        row: -1,
        col: 0
    }, {
        row: -2,
        col: 0
    }, {
        row: -3,
        col: 0

For each pillar, I draw the pillar on the map, then generate a random number. Based on the random number, I return a direction:

function getDirection(seed) {
    if (seed < 0.25) return dirs.left;
    if (seed < 0.5) return dirs.up;
    if (seed < 0.75) return dirs.right;
    return dirs.down;

From the direction, I can then build the wall. The initial code for the “pillar” loop looked like this:

    function (pillarRow) {
         function (pillarCol) {
                var dir, rand = Math.random();
                maze[pillarRow][pillarCol] = 2;
                dir = getDirection(rand);
                    function (offset) {
                        maze[pillarRow + offset.row]
                            [pillarCol + offset.col] = 1;

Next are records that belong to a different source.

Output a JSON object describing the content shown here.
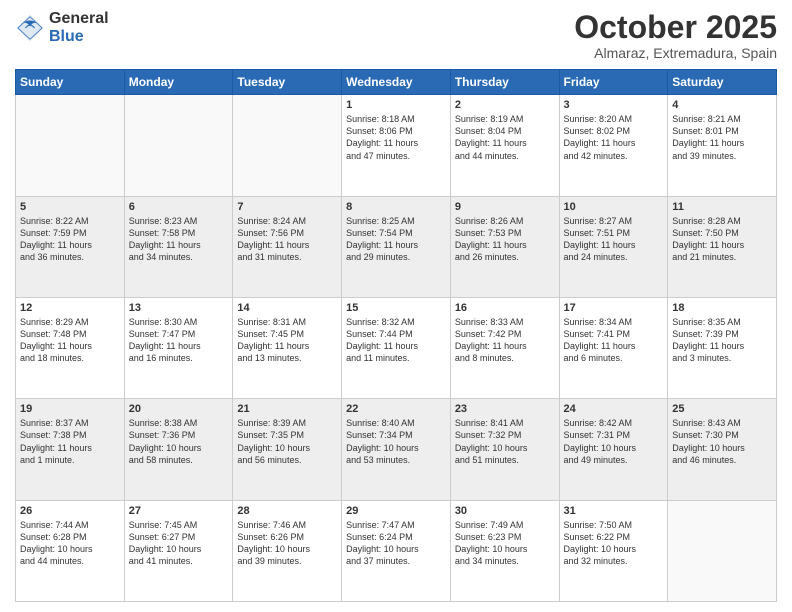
{
  "logo": {
    "general": "General",
    "blue": "Blue"
  },
  "title": "October 2025",
  "location": "Almaraz, Extremadura, Spain",
  "days_of_week": [
    "Sunday",
    "Monday",
    "Tuesday",
    "Wednesday",
    "Thursday",
    "Friday",
    "Saturday"
  ],
  "weeks": [
    [
      {
        "day": "",
        "info": ""
      },
      {
        "day": "",
        "info": ""
      },
      {
        "day": "",
        "info": ""
      },
      {
        "day": "1",
        "info": "Sunrise: 8:18 AM\nSunset: 8:06 PM\nDaylight: 11 hours\nand 47 minutes."
      },
      {
        "day": "2",
        "info": "Sunrise: 8:19 AM\nSunset: 8:04 PM\nDaylight: 11 hours\nand 44 minutes."
      },
      {
        "day": "3",
        "info": "Sunrise: 8:20 AM\nSunset: 8:02 PM\nDaylight: 11 hours\nand 42 minutes."
      },
      {
        "day": "4",
        "info": "Sunrise: 8:21 AM\nSunset: 8:01 PM\nDaylight: 11 hours\nand 39 minutes."
      }
    ],
    [
      {
        "day": "5",
        "info": "Sunrise: 8:22 AM\nSunset: 7:59 PM\nDaylight: 11 hours\nand 36 minutes."
      },
      {
        "day": "6",
        "info": "Sunrise: 8:23 AM\nSunset: 7:58 PM\nDaylight: 11 hours\nand 34 minutes."
      },
      {
        "day": "7",
        "info": "Sunrise: 8:24 AM\nSunset: 7:56 PM\nDaylight: 11 hours\nand 31 minutes."
      },
      {
        "day": "8",
        "info": "Sunrise: 8:25 AM\nSunset: 7:54 PM\nDaylight: 11 hours\nand 29 minutes."
      },
      {
        "day": "9",
        "info": "Sunrise: 8:26 AM\nSunset: 7:53 PM\nDaylight: 11 hours\nand 26 minutes."
      },
      {
        "day": "10",
        "info": "Sunrise: 8:27 AM\nSunset: 7:51 PM\nDaylight: 11 hours\nand 24 minutes."
      },
      {
        "day": "11",
        "info": "Sunrise: 8:28 AM\nSunset: 7:50 PM\nDaylight: 11 hours\nand 21 minutes."
      }
    ],
    [
      {
        "day": "12",
        "info": "Sunrise: 8:29 AM\nSunset: 7:48 PM\nDaylight: 11 hours\nand 18 minutes."
      },
      {
        "day": "13",
        "info": "Sunrise: 8:30 AM\nSunset: 7:47 PM\nDaylight: 11 hours\nand 16 minutes."
      },
      {
        "day": "14",
        "info": "Sunrise: 8:31 AM\nSunset: 7:45 PM\nDaylight: 11 hours\nand 13 minutes."
      },
      {
        "day": "15",
        "info": "Sunrise: 8:32 AM\nSunset: 7:44 PM\nDaylight: 11 hours\nand 11 minutes."
      },
      {
        "day": "16",
        "info": "Sunrise: 8:33 AM\nSunset: 7:42 PM\nDaylight: 11 hours\nand 8 minutes."
      },
      {
        "day": "17",
        "info": "Sunrise: 8:34 AM\nSunset: 7:41 PM\nDaylight: 11 hours\nand 6 minutes."
      },
      {
        "day": "18",
        "info": "Sunrise: 8:35 AM\nSunset: 7:39 PM\nDaylight: 11 hours\nand 3 minutes."
      }
    ],
    [
      {
        "day": "19",
        "info": "Sunrise: 8:37 AM\nSunset: 7:38 PM\nDaylight: 11 hours\nand 1 minute."
      },
      {
        "day": "20",
        "info": "Sunrise: 8:38 AM\nSunset: 7:36 PM\nDaylight: 10 hours\nand 58 minutes."
      },
      {
        "day": "21",
        "info": "Sunrise: 8:39 AM\nSunset: 7:35 PM\nDaylight: 10 hours\nand 56 minutes."
      },
      {
        "day": "22",
        "info": "Sunrise: 8:40 AM\nSunset: 7:34 PM\nDaylight: 10 hours\nand 53 minutes."
      },
      {
        "day": "23",
        "info": "Sunrise: 8:41 AM\nSunset: 7:32 PM\nDaylight: 10 hours\nand 51 minutes."
      },
      {
        "day": "24",
        "info": "Sunrise: 8:42 AM\nSunset: 7:31 PM\nDaylight: 10 hours\nand 49 minutes."
      },
      {
        "day": "25",
        "info": "Sunrise: 8:43 AM\nSunset: 7:30 PM\nDaylight: 10 hours\nand 46 minutes."
      }
    ],
    [
      {
        "day": "26",
        "info": "Sunrise: 7:44 AM\nSunset: 6:28 PM\nDaylight: 10 hours\nand 44 minutes."
      },
      {
        "day": "27",
        "info": "Sunrise: 7:45 AM\nSunset: 6:27 PM\nDaylight: 10 hours\nand 41 minutes."
      },
      {
        "day": "28",
        "info": "Sunrise: 7:46 AM\nSunset: 6:26 PM\nDaylight: 10 hours\nand 39 minutes."
      },
      {
        "day": "29",
        "info": "Sunrise: 7:47 AM\nSunset: 6:24 PM\nDaylight: 10 hours\nand 37 minutes."
      },
      {
        "day": "30",
        "info": "Sunrise: 7:49 AM\nSunset: 6:23 PM\nDaylight: 10 hours\nand 34 minutes."
      },
      {
        "day": "31",
        "info": "Sunrise: 7:50 AM\nSunset: 6:22 PM\nDaylight: 10 hours\nand 32 minutes."
      },
      {
        "day": "",
        "info": ""
      }
    ]
  ]
}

I then enhanced the algorithm beyond the Excel implementation to ensure each pillar gets a unique wall that doesn’t overlap with another pillar’s wall. This is done in a simple loop that checks to see if a wall already exists in that direction, then asks for a new direction. The way it is implemented, there is a low probability a pillar could end up without a wall due to the random generator (in the rare case it always returns the same direction).

That’s it. The majority of the implementation is done in pure JavaScript (my preference), so Angular just seeds the maze with a call to the generator, and binds a click event to generate a new maze. The controller code looks like this:

function MazeController() { }
angular.extend(MazeController.prototype, {
    maze: mazeGenerator(),
    newMaze: function () {
        this.maze = mazeGenerator();

app.controller('mazeCtrl', MazeController);

You can view all of the source and see the working fiddle here.

I love this approach. A simple algorithm can generate a practically limitless configuration of mazes that are all solvable. In the 8-bit days we were forced to find simple, elegant solutions to complex problems and I see that trend happening all over again with the popularity of mobile platforms. After all, this maze will run without hesitation right on your phone!